▶ _RECORDS_

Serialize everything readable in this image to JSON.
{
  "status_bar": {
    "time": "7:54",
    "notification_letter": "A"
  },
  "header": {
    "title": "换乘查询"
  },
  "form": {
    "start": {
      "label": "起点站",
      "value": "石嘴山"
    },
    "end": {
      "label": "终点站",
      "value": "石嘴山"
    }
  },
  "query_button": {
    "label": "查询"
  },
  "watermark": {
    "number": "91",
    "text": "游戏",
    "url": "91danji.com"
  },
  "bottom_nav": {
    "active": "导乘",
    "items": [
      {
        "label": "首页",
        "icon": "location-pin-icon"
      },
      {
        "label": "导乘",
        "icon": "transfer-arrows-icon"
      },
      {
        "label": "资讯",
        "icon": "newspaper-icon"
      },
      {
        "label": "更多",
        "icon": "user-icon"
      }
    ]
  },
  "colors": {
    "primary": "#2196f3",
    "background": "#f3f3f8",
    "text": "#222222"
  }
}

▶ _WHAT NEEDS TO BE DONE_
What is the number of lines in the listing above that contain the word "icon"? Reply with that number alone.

▶ _RESPONSE TO THIS EXERCISE_
4